ASUS U30Jc Revisited: Adding an SSDby Jarred Walton on June 1, 2010 2:15 PM EST
The Good News: General OS and Application Performance
We'll start with the areas where SSDs really help. General application performance is better in many cases, and benchmark suites like PCMark reflect this quite well. Booting and shutting down Windows is also noticeably faster. We didn't include boot/shut down times in our initial U30Jc review, but we'll have results with and without the SSD here. If you want to look at performance relative to other laptops, please refer back to our original U30Jc review; our focus here will be on the performance increase (or decrease) caused by adding the SSD.
The big win here is PCMark Vantage, which has a lot of hard drive access tests. The overall score increased by 50%, which is certainly worthy of notice. Anyone looking to get to the top of the ORB in PCMark absolutely has to have an SSD, but the increased PCMark Vantage score is also a reflection of the general improvement in application launch times. Windows Start/Shut Down times are also better across the board, particularly the Boot, Resume, and Hibernate tests. On a desktop, I would personally argue that booting/shutting down doesn't happen enough to make these times matter; with a laptop, it's not unusual to hibernate/resume multiple times over the course of a day, and if you want to just make a few quick notes the seconds saved are very noticeable.

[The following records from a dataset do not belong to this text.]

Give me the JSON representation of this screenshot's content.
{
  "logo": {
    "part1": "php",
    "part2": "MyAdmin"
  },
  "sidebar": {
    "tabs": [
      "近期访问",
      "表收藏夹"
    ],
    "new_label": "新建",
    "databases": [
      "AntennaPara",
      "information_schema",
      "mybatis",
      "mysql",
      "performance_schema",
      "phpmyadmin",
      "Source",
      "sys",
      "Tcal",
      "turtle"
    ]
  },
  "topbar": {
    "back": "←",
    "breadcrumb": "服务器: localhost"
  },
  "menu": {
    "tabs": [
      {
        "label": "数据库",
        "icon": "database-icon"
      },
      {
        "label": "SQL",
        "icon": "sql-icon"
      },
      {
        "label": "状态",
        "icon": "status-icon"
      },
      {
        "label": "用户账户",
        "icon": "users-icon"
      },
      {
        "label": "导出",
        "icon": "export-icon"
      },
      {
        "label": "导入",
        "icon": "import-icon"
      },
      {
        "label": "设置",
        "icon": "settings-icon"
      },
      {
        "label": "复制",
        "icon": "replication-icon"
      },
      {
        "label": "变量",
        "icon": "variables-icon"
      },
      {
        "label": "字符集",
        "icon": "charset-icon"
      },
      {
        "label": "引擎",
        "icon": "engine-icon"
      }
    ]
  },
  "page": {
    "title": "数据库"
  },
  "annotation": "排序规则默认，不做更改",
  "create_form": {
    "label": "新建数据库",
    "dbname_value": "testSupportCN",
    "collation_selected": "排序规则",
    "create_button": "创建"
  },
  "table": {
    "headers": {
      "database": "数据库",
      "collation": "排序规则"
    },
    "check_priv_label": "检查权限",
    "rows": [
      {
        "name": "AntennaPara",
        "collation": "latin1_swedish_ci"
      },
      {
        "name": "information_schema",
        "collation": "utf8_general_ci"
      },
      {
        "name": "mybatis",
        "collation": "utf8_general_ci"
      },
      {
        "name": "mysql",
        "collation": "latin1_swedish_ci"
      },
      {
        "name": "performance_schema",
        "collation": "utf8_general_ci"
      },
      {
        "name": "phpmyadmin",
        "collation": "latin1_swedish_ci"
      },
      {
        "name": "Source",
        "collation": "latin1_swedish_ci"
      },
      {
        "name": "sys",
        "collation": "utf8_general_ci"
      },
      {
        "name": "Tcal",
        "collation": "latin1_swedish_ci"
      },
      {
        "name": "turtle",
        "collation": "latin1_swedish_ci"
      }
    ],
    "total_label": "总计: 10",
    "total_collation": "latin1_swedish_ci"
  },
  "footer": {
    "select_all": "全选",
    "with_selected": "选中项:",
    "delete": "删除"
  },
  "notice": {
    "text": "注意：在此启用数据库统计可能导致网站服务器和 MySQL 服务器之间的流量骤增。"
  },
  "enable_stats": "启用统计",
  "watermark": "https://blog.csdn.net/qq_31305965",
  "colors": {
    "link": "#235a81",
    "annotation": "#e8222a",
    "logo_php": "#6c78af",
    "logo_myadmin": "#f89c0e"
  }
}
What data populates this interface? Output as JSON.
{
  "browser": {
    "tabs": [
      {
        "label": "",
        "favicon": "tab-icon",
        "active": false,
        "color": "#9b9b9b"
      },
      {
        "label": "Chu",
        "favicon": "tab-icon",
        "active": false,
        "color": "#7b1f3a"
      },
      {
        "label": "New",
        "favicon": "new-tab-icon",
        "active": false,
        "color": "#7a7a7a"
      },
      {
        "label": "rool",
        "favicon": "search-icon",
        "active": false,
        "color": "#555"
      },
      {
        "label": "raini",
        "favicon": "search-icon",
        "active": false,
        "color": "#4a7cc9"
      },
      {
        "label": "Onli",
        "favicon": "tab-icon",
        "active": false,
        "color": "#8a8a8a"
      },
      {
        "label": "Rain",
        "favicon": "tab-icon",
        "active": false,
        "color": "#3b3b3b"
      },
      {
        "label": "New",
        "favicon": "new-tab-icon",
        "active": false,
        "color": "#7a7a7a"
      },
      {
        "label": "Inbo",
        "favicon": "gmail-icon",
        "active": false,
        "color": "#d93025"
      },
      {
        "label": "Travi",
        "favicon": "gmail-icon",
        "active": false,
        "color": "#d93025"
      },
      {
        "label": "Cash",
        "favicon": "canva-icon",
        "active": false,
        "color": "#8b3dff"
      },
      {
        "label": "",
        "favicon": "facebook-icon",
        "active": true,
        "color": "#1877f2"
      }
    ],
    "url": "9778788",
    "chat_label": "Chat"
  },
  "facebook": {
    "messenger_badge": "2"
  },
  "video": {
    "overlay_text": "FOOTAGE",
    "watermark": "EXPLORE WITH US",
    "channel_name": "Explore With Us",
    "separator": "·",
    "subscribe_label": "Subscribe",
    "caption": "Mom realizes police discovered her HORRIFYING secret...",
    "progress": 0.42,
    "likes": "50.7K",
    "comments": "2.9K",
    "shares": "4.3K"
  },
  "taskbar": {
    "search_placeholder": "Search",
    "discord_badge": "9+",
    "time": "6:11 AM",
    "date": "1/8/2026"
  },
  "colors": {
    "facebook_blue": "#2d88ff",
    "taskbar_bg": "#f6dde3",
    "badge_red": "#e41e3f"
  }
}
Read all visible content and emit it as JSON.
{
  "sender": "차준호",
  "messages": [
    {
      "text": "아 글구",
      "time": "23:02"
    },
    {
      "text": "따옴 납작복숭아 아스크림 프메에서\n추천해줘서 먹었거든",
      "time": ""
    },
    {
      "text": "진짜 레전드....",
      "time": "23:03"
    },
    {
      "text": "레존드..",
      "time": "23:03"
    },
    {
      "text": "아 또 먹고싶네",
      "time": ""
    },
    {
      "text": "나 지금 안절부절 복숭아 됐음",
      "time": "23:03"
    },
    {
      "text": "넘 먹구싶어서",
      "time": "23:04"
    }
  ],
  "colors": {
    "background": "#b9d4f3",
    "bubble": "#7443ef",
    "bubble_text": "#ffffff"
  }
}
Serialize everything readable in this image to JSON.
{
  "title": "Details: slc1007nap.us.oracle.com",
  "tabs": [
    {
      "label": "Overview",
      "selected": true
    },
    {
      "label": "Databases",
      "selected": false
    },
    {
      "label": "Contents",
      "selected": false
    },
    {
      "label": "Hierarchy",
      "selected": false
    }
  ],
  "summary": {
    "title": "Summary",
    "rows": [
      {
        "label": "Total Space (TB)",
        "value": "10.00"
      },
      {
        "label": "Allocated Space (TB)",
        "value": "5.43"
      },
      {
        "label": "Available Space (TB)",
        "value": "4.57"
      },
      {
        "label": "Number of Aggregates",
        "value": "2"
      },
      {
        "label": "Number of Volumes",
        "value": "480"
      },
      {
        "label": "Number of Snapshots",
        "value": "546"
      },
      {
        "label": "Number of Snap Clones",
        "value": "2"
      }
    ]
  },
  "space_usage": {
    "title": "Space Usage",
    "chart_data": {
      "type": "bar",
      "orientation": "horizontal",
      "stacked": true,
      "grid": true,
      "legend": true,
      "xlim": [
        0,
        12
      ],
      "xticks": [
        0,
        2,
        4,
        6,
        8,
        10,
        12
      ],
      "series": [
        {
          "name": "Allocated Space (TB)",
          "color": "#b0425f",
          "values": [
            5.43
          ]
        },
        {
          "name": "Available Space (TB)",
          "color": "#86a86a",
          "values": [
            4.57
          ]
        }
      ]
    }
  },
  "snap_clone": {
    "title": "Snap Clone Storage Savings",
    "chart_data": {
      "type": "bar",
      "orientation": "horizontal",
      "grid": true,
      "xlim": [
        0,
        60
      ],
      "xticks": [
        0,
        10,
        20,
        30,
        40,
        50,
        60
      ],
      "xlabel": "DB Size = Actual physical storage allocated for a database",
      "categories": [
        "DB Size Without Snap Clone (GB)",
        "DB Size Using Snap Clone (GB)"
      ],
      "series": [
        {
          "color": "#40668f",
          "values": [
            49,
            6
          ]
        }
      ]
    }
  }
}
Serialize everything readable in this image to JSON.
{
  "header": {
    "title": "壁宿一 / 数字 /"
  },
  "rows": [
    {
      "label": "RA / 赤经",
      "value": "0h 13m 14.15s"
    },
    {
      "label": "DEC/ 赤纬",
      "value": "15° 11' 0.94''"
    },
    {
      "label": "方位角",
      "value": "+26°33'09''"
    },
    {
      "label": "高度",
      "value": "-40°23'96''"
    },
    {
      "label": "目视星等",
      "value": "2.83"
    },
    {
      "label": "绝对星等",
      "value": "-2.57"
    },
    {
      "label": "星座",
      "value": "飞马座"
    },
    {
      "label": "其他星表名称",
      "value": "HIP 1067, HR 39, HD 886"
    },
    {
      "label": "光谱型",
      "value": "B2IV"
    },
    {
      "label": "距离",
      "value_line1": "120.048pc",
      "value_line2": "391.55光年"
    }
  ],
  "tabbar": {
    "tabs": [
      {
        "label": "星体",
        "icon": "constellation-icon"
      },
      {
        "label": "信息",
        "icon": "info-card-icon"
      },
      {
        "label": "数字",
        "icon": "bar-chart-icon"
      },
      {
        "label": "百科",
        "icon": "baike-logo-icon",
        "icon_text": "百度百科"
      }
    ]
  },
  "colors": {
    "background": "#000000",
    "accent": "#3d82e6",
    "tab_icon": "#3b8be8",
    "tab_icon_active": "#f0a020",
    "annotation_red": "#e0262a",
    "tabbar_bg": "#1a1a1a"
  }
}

Besides the above tests, it's sometimes difficult to quantify what an SSD truly brings to the table. With a good SSD, even a slower laptop like one of the CULV models can feel much faster in general use. It won't be able to do any better at CPU or GPU intensive tasks, but launching office applications and web browsers (especially if you launch multiple applications at once!), surfing the web, installing software and patches… all of these common tasks complete much faster with an SSD. We ran some additional performance tests just to show how much of a difference it can make.
With the above tests, the SSD improves the already good performance of the U30Jc by at least 25% in the simpler tasks like software installation; it's as much as several times faster at launching complex applications/multiple applications (when they're not already cached into system RAM). Launching multiple applications is a great example of what you encounter on a relatively "mature" installation of Windows—after you've installed numerous applications suites, your Internet Security software, printer drivers, etc. We've all experience that two minute (or more) delay on a cluttered installation, and it correlates well with what we're showing in the multiple application launch test.
Other test scenarios we could perform would also show definite benefits. Running applications that do a lot of HDD accesses with real-time virus scanning enabled can be extremely painful on a conventional drive, whereas SSDs plug along with hardly a drop in performance. Even better, try running real-time anti-virus and Internet security (e.g. McAfee, Norton, AVG, etc.), anti-malware (e.g. Ad-Aware, Spybot Search and Destroy, Malwarebytes Anti-Malware), and your favorite BitTorrent client (e.g. Vuze, uTorrent); then go about using your PC. Even fast desktops feel sluggish when you're running such a setup, which is precisely what most home users ought to be doing (minus the BitTorrent client).
Such usage scenarios result in a lot of random storage access, and that's the Achilles' heel of hard drives. If you do them on a regular basis, an SSD is a real boon. There are ways to mitigate the effect somewhat, i.e. if you launch all six of our test applications one at a time rather than concurrently, the HDD "only" takes twice as long as an SSD. With 4GB of RAM, it's also primarily the initial launch that really takes a long time, though depending on the amount of multitasking you do the delays can still be severe. Defrag your hard drive, limit your Windows startup tasks, get a 7200RPM drive instead of a 5400RPM drive… all of these things can make the performance penalty of hard drives slightly less. Even with 15K RPM drives, though, there are access patterns that favor SSDs so heavily that there's no closing the gap.
The results above are the scenarios where an SSD helps substantially. Naturally, there are tests where adding an SSD doesn't help much at all. Let's look at those tests next.